MAGEC for Malaya: A New Approach to Scoliosis Surgery

Karen McNew McGuire's picture
By Karen McNew McGuire on May 30, 2019

Traditionally, a diagnosis of early-onset scoliosis meant multiple surgeries to implant and continually adjust the mechanical growing rods that help to straighten a child's spine as she grows.

Major surgery every four to six months would have been overwhelming for Malaya Vest, who lives with multiple conditions related to microcephaly in addition to a 60-degree spine curvature.

Fortunately for Malaya, Carilion Clinic's Orthopaedic Spine section chief Jonathan Carmouche, M.D., suggested a new approach that would straighten Malaya's spine with a single surgery at Roanoke's Institute for Orthopaedics and Neurosciences.
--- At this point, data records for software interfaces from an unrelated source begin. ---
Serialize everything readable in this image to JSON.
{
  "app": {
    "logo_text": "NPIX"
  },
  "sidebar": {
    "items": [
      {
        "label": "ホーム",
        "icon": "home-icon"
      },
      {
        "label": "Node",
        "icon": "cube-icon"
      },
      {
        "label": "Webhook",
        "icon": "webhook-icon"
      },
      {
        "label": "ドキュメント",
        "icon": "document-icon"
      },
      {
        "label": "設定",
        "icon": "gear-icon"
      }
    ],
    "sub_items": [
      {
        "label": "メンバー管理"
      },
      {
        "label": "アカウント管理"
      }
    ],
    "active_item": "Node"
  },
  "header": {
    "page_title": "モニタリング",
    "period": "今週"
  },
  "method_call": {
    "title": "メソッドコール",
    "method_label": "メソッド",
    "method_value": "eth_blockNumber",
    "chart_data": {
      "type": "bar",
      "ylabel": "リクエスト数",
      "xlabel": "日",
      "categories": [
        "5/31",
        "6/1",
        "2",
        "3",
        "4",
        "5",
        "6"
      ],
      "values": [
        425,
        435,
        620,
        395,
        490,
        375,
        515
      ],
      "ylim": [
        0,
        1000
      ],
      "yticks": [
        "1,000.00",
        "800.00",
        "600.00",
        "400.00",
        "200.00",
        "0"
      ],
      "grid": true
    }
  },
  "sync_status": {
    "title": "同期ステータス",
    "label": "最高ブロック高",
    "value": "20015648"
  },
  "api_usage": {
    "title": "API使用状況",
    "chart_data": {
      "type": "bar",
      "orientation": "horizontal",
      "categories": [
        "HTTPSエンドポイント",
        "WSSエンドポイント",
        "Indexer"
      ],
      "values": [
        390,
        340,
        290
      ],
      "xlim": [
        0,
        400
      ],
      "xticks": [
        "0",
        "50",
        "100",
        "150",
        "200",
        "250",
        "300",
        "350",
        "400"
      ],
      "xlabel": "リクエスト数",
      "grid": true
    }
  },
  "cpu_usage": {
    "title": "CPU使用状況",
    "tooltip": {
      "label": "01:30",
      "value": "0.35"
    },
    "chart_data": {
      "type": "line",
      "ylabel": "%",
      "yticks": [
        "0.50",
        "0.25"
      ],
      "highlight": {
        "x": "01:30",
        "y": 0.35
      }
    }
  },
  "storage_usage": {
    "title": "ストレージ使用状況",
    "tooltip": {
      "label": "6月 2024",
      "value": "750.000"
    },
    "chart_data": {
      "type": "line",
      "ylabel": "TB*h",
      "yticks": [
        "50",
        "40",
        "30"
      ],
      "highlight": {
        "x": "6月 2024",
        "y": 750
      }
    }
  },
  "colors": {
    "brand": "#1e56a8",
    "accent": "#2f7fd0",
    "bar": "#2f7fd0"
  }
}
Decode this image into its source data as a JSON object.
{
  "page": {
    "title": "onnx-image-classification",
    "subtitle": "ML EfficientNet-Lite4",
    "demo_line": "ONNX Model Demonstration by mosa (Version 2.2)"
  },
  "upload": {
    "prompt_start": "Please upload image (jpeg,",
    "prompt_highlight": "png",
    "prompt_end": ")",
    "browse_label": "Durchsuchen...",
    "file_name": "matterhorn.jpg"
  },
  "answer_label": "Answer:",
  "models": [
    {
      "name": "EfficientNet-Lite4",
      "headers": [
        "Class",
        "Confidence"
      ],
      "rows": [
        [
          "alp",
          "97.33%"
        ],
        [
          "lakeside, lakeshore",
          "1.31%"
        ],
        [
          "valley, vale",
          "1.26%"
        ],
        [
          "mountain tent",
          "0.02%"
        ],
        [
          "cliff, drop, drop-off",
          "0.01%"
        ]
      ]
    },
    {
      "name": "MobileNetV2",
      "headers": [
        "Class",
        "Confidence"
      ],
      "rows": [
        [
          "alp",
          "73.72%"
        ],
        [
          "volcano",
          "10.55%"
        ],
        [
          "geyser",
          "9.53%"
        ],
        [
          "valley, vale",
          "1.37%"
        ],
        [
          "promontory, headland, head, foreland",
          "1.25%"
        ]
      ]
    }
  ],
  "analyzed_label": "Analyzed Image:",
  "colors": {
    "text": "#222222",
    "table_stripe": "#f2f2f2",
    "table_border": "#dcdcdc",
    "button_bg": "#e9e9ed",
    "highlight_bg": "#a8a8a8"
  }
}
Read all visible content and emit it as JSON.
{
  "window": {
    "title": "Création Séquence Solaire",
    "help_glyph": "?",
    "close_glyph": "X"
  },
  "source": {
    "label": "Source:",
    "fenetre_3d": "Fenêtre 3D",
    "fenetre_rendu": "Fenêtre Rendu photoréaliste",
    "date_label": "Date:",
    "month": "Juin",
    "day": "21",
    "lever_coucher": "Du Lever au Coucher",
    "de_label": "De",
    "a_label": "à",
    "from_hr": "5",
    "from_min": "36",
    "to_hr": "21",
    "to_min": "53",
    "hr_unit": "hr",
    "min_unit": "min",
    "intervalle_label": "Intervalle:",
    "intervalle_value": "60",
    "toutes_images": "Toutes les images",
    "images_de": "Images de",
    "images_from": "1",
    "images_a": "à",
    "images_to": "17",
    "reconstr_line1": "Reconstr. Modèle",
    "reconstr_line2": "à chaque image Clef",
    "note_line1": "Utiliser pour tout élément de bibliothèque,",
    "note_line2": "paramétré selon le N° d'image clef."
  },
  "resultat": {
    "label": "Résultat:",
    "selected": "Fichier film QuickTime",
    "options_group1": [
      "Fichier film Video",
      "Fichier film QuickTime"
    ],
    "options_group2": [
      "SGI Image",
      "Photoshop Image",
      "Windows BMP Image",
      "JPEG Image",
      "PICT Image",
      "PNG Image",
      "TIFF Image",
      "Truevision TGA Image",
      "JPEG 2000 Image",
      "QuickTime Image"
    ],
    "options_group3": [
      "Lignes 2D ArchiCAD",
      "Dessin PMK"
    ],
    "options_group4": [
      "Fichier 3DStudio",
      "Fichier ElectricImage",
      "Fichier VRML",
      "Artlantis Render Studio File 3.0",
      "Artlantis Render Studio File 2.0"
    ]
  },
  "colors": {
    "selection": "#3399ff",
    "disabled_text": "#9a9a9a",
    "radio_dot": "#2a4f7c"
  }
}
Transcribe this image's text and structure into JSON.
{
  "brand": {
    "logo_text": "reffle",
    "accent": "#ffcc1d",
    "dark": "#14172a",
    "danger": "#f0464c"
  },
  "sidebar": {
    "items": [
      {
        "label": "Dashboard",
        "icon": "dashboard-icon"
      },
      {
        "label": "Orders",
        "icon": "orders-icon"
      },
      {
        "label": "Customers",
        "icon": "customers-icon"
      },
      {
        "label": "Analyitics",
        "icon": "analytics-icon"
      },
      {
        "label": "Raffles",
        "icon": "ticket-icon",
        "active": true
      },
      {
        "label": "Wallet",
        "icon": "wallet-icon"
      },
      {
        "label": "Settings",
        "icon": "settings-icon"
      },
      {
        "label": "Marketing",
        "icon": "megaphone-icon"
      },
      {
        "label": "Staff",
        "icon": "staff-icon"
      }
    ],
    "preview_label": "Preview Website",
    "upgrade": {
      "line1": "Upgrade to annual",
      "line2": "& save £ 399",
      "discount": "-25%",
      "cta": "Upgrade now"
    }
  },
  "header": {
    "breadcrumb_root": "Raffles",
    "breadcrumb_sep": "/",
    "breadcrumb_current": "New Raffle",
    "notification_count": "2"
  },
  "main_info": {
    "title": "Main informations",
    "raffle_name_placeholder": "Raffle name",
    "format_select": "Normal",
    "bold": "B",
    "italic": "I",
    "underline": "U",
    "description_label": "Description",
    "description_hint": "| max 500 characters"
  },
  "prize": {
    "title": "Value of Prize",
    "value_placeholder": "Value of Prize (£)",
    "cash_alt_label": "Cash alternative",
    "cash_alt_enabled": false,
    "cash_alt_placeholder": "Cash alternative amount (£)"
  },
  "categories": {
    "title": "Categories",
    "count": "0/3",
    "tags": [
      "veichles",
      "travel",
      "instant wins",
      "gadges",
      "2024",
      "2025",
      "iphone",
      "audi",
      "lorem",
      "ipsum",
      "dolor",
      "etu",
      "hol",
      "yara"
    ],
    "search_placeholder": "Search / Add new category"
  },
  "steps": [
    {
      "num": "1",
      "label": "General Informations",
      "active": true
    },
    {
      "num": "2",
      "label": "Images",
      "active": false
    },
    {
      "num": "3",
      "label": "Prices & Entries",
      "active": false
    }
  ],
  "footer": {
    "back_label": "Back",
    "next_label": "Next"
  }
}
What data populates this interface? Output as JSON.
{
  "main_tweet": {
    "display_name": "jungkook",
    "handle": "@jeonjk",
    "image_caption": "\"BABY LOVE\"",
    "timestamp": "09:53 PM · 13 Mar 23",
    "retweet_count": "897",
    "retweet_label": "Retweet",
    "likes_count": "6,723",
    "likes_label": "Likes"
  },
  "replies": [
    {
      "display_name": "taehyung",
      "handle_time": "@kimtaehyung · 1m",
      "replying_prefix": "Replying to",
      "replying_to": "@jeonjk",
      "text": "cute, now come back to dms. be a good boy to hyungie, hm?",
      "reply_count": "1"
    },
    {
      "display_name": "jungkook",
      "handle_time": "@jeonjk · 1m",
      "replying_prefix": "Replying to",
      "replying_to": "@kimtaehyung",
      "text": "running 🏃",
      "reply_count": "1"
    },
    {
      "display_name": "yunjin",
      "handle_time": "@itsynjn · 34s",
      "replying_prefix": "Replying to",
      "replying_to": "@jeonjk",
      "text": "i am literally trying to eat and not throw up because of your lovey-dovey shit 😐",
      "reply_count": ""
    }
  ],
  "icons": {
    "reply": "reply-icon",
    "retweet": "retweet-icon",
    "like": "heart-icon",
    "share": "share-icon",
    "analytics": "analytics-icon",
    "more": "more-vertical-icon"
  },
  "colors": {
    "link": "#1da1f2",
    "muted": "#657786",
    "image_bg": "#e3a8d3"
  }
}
The Magnetic Expansion Control technology, or MAGEC, uses a single procedure to implant the growing rods around a child's spine.

Then as the child grows, the surgeon lengthens the rods using magnets placed on her back during simple office visits, with no followup surgeries needed.

The initial procedure reduced Malaya's spine curvature by half, from 60 degrees to 30 degrees. Each office visit with Dr. Carmouche will straighten it out even more. 

The significant improvement in her scoliosis makes it easier for Malaya to walk and balance as she works to become more mobile at school and at home with her family—including Baxter, her service dog-in-training.

Watch the video to see how MAGEC has made a difference for Malaya, and find out more about how technology and medicine converge at Carilion Clinic's Institute for Orthopaedics and Neurosciences.

And find out more about the latest, most innovative procedures Carilion Clinic is using to improve our patients' lives, visit CarilionClinic.org/2018.